The caption tells the tale: “A 4-year-old Iraqi child cries as older boys stage a mock execution in Baghdad on Monday, July 2. Apparently influenced by ongoing violence in the country, children’s games mimic the war. One of the more popular games is acting out clashes between militias and police.”
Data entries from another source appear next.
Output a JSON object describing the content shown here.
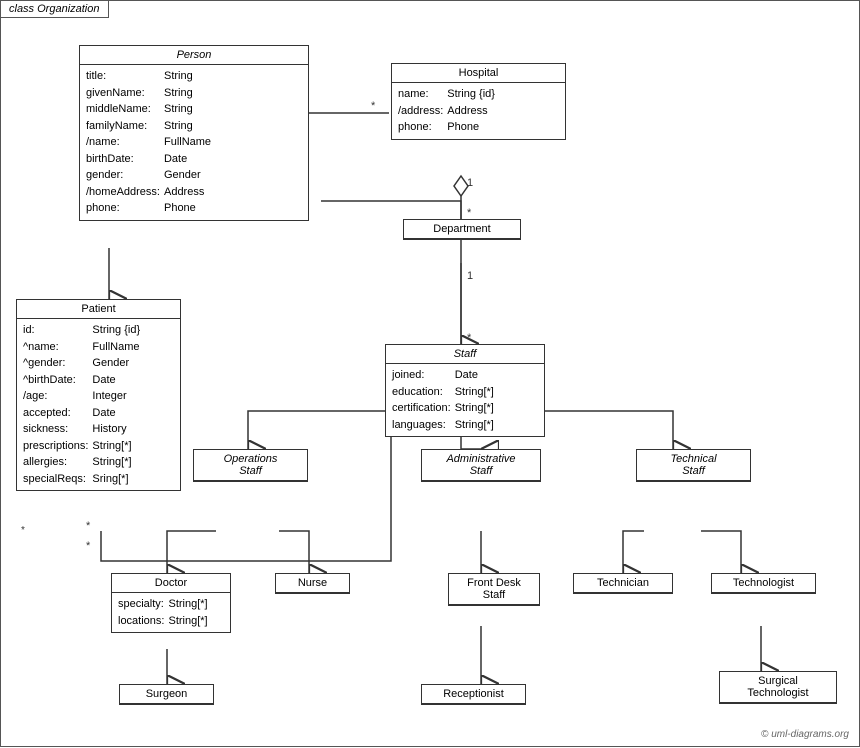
{
  "diagram": {
    "title": "class Organization",
    "copyright": "© uml-diagrams.org",
    "boxes": {
      "person": {
        "title": "Person",
        "italic": true,
        "attrs": [
          [
            "title:",
            "String"
          ],
          [
            "givenName:",
            "String"
          ],
          [
            "middleName:",
            "String"
          ],
          [
            "familyName:",
            "String"
          ],
          [
            "/name:",
            "FullName"
          ],
          [
            "birthDate:",
            "Date"
          ],
          [
            "gender:",
            "Gender"
          ],
          [
            "/homeAddress:",
            "Address"
          ],
          [
            "phone:",
            "Phone"
          ]
        ]
      },
      "hospital": {
        "title": "Hospital",
        "attrs": [
          [
            "name:",
            "String {id}"
          ],
          [
            "/address:",
            "Address"
          ],
          [
            "phone:",
            "Phone"
          ]
        ]
      },
      "department": {
        "title": "Department",
        "attrs": []
      },
      "staff": {
        "title": "Staff",
        "italic": true,
        "attrs": [
          [
            "joined:",
            "Date"
          ],
          [
            "education:",
            "String[*]"
          ],
          [
            "certification:",
            "String[*]"
          ],
          [
            "languages:",
            "String[*]"
          ]
        ]
      },
      "patient": {
        "title": "Patient",
        "attrs": [
          [
            "id:",
            "String {id}"
          ],
          [
            "^name:",
            "FullName"
          ],
          [
            "^gender:",
            "Gender"
          ],
          [
            "^birthDate:",
            "Date"
          ],
          [
            "/age:",
            "Integer"
          ],
          [
            "accepted:",
            "Date"
          ],
          [
            "sickness:",
            "History"
          ],
          [
            "prescriptions:",
            "String[*]"
          ],
          [
            "allergies:",
            "String[*]"
          ],
          [
            "specialReqs:",
            "Sring[*]"
          ]
        ]
      },
      "operationsStaff": {
        "title": "Operations\nStaff",
        "italic": true,
        "attrs": []
      },
      "administrativeStaff": {
        "title": "Administrative\nStaff",
        "italic": true,
        "attrs": []
      },
      "technicalStaff": {
        "title": "Technical\nStaff",
        "italic": true,
        "attrs": []
      },
      "doctor": {
        "title": "Doctor",
        "attrs": [
          [
            "specialty:",
            "String[*]"
          ],
          [
            "locations:",
            "String[*]"
          ]
        ]
      },
      "nurse": {
        "title": "Nurse",
        "attrs": []
      },
      "frontDeskStaff": {
        "title": "Front Desk\nStaff",
        "attrs": []
      },
      "technician": {
        "title": "Technician",
        "attrs": []
      },
      "technologist": {
        "title": "Technologist",
        "attrs": []
      },
      "surgeon": {
        "title": "Surgeon",
        "attrs": []
      },
      "receptionist": {
        "title": "Receptionist",
        "attrs": []
      },
      "surgicalTechnologist": {
        "title": "Surgical\nTechnologist",
        "attrs": []
      }
    }
  }
}
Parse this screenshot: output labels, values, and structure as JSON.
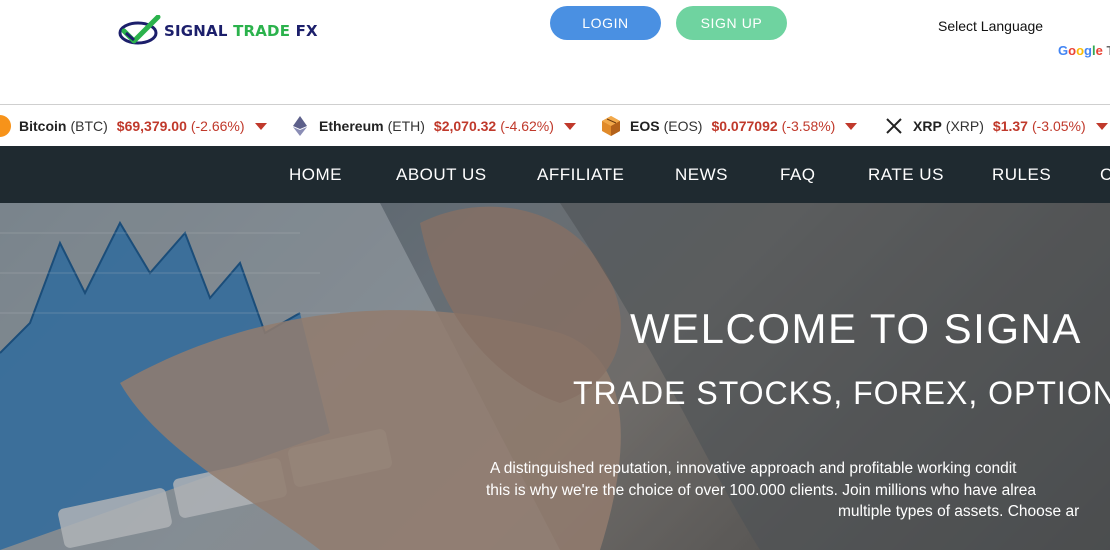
{
  "header": {
    "logo": {
      "word1": "SIGNAL",
      "word2": "TRADE",
      "word3": "FX"
    },
    "login_label": "LOGIN",
    "signup_label": "SIGN UP",
    "language_label": "Select Language",
    "google_label": "Google",
    "translate_partial": "Tr"
  },
  "ticker": [
    {
      "name": "Bitcoin",
      "symbol": "(BTC)",
      "price": "$69,379.00",
      "change": "(-2.66%)",
      "icon": "bitcoin-icon"
    },
    {
      "name": "Ethereum",
      "symbol": "(ETH)",
      "price": "$2,070.32",
      "change": "(-4.62%)",
      "icon": "ethereum-icon"
    },
    {
      "name": "EOS",
      "symbol": "(EOS)",
      "price": "$0.077092",
      "change": "(-3.58%)",
      "icon": "eos-icon"
    },
    {
      "name": "XRP",
      "symbol": "(XRP)",
      "price": "$1.37",
      "change": "(-3.05%)",
      "icon": "xrp-icon"
    }
  ],
  "nav": {
    "items": [
      "HOME",
      "ABOUT US",
      "AFFILIATE",
      "NEWS",
      "FAQ",
      "RATE US",
      "RULES",
      "C"
    ]
  },
  "hero": {
    "title": "WELCOME TO SIGNA",
    "subtitle": "TRADE STOCKS, FOREX, OPTION",
    "line1": "A distinguished reputation, innovative approach and profitable working condit",
    "line2": "this is why we're the choice of over 100.000 clients. Join millions who have alrea",
    "line3": "multiple types of assets. Choose ar"
  },
  "colors": {
    "nav_bg": "#1f2a30",
    "login_bg": "#4a90e2",
    "signup_bg": "#6fd3a0",
    "price_down": "#c0392b"
  }
}
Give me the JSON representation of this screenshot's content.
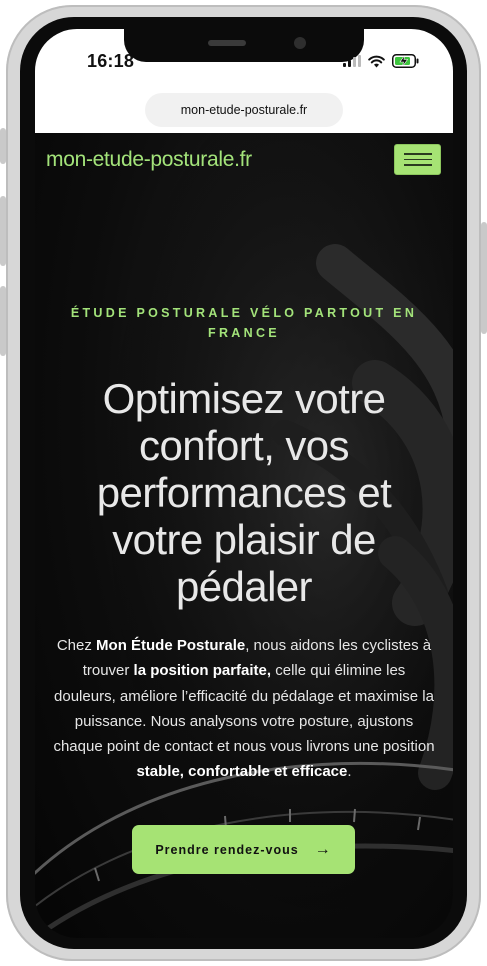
{
  "status_bar": {
    "time": "16:18"
  },
  "browser": {
    "url": "mon-etude-posturale.fr"
  },
  "site": {
    "logo": "mon-etude-posturale.fr",
    "accent_color": "#a6e374"
  },
  "hero": {
    "eyebrow": "ÉTUDE POSTURALE VÉLO PARTOUT EN FRANCE",
    "headline": "Optimisez votre confort, vos performances et votre plaisir de pédaler",
    "intro": [
      {
        "text": "Chez ",
        "bold": false
      },
      {
        "text": "Mon Étude Posturale",
        "bold": true
      },
      {
        "text": ", nous aidons les cyclistes à trouver ",
        "bold": false
      },
      {
        "text": "la position parfaite,",
        "bold": true
      },
      {
        "text": " celle qui élimine les douleurs, améliore l’efficacité du pédalage et maximise la puissance. Nous analysons votre posture, ajustons chaque point de contact et nous vous livrons une position ",
        "bold": false
      },
      {
        "text": "stable, confortable et efficace",
        "bold": true
      },
      {
        "text": ".",
        "bold": false
      }
    ],
    "cta_label": "Prendre rendez-vous",
    "cta_icon": "arrow-right-icon"
  }
}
I simply don’t know how to react to this. The guns look all too real, as does the pain on the middle child’s face. The smile, however, is perhaps the most troubling of all. It should tell us that this is all a game — not much different, perhaps, from the games of “cowboys and indians” that many in my generation played in the 1950s and early 1960s. But then I recall the smiling faces from Abu Ghraib and the smile of youthful innocence and pure joy seems all of a sudden perverse and obscene. I wonder how we might react if these were contemporary pictures of children from the inner cities of New York or Los Angeles playing “cops” and “gangs.” Perhaps that’s why it didn’t show up in major news outlets.